## Exercise aim
Scan the entries below, and for each line that includes the word "false", make a copy.

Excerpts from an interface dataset
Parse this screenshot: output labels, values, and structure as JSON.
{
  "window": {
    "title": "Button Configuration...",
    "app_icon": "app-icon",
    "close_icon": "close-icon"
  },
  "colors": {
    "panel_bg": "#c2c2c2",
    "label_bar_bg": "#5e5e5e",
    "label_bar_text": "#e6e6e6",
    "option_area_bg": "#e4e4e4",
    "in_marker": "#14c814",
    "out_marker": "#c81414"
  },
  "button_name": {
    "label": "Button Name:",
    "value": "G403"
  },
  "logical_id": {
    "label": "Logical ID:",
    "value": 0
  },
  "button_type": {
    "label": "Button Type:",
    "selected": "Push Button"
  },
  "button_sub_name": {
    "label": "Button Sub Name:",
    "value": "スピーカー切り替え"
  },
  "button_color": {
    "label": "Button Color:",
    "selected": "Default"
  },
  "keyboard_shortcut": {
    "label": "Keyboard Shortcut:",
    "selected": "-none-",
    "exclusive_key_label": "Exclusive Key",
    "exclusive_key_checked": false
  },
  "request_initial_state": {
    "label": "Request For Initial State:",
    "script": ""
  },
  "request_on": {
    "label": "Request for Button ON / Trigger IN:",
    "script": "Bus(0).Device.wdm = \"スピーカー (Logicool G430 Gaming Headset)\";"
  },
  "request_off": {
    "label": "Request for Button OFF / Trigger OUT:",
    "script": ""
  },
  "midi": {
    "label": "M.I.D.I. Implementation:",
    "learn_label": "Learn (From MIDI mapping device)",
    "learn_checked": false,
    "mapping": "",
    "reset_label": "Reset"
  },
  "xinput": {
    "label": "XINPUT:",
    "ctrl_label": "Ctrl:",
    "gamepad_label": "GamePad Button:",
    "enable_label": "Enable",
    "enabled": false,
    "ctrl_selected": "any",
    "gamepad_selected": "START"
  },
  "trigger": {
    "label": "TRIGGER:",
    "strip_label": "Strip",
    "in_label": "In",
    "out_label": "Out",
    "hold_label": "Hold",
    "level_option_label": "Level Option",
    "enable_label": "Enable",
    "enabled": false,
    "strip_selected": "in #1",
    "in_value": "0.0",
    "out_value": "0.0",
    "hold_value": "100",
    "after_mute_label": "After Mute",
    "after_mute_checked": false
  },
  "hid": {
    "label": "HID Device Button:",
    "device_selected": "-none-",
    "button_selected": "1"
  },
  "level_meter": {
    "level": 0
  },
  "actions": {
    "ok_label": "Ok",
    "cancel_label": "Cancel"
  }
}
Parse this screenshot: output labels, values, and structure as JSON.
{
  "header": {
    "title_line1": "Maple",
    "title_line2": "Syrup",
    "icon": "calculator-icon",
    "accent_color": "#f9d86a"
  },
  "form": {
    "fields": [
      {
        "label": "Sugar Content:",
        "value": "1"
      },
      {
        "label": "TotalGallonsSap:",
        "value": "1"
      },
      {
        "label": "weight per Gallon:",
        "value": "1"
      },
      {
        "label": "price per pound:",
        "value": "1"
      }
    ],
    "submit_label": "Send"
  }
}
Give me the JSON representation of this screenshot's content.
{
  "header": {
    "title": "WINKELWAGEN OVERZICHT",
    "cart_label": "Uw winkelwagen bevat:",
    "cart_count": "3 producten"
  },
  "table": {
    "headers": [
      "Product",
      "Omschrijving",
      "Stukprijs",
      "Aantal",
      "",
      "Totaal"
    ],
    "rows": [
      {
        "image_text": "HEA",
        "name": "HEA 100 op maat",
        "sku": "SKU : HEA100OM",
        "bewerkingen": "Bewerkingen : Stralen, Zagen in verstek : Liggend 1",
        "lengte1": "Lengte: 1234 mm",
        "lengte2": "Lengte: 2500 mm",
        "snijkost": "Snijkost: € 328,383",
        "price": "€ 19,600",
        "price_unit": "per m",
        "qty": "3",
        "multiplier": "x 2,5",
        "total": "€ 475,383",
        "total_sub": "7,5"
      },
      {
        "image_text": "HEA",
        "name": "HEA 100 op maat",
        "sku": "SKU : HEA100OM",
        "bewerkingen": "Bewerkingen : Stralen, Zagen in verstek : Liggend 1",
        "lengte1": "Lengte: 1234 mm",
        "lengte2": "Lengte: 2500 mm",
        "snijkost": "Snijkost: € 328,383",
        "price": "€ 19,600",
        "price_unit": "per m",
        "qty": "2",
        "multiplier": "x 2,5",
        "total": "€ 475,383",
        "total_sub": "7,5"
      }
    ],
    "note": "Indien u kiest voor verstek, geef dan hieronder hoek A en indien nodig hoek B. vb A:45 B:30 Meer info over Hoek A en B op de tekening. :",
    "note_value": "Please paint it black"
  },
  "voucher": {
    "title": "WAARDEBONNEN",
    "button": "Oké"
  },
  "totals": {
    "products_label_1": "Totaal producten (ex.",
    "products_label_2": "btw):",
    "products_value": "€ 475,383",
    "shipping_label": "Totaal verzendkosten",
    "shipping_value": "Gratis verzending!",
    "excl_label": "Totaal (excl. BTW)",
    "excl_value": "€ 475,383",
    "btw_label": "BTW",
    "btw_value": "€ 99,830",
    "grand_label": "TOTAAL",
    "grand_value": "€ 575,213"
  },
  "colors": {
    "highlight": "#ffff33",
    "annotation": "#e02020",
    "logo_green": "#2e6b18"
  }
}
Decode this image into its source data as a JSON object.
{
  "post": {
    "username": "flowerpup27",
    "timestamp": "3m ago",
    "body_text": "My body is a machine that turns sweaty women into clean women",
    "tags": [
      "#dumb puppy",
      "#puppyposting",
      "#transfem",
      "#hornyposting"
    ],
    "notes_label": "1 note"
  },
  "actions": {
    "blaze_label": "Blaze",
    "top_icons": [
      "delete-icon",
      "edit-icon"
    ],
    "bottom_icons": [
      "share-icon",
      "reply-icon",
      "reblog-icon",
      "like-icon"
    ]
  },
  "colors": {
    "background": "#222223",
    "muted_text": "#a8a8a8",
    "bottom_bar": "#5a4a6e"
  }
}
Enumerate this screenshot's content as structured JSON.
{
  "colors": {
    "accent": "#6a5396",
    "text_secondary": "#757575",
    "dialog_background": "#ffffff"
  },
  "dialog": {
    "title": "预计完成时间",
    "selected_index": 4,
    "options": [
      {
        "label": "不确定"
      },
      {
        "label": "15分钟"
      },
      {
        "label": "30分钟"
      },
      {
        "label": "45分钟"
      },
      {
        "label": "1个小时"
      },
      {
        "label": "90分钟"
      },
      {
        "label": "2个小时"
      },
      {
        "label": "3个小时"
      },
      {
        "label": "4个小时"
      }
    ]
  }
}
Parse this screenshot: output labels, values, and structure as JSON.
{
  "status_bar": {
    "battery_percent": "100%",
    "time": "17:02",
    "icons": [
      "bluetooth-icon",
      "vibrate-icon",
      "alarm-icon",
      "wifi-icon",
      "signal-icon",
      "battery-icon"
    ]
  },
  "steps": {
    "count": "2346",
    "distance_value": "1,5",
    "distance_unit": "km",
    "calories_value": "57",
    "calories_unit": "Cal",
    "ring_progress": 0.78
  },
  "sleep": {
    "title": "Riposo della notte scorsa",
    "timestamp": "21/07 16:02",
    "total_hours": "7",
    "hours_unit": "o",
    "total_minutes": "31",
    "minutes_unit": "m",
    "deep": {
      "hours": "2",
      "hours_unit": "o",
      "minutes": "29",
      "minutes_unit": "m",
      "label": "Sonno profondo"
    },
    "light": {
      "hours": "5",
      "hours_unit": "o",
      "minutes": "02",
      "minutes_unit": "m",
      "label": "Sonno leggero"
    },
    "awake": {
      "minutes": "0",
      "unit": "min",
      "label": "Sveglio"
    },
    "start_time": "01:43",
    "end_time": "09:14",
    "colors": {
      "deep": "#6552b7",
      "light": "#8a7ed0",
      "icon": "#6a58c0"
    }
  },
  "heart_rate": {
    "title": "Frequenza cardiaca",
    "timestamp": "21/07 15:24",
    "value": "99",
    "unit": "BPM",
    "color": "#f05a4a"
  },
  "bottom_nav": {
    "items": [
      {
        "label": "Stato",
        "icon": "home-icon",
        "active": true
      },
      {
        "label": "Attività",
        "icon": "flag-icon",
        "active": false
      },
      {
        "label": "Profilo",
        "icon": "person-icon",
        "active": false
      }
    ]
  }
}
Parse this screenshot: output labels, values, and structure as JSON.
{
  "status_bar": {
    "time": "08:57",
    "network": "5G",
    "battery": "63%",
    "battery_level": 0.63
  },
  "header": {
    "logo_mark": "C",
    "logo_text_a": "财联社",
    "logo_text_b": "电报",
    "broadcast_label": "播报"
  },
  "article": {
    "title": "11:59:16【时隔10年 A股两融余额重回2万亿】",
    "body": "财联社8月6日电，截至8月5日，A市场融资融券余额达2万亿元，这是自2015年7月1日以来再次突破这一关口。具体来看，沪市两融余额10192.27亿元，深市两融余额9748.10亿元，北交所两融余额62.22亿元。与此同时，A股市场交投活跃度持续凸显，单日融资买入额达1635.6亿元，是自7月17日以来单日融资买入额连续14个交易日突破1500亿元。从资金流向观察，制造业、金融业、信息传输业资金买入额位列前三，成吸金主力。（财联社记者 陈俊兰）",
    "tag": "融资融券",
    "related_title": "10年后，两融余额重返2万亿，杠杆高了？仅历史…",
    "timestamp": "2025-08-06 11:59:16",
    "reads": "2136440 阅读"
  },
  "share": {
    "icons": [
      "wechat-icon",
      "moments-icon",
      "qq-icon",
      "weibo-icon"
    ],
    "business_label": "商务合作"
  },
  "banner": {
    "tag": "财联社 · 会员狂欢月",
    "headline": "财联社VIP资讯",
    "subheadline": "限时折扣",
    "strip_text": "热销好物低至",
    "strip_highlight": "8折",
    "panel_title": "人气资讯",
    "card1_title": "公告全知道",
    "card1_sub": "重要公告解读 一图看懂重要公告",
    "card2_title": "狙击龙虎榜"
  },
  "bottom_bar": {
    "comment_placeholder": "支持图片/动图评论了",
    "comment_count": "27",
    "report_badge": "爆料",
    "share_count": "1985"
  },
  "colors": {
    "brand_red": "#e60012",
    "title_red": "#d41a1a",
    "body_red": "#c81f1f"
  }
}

## Your response
    "exclusive_key_checked": false
    "learn_checked": false,
    "enabled": false,
    "enabled": false,
    "after_mute_checked": false
        "active": false
        "active": false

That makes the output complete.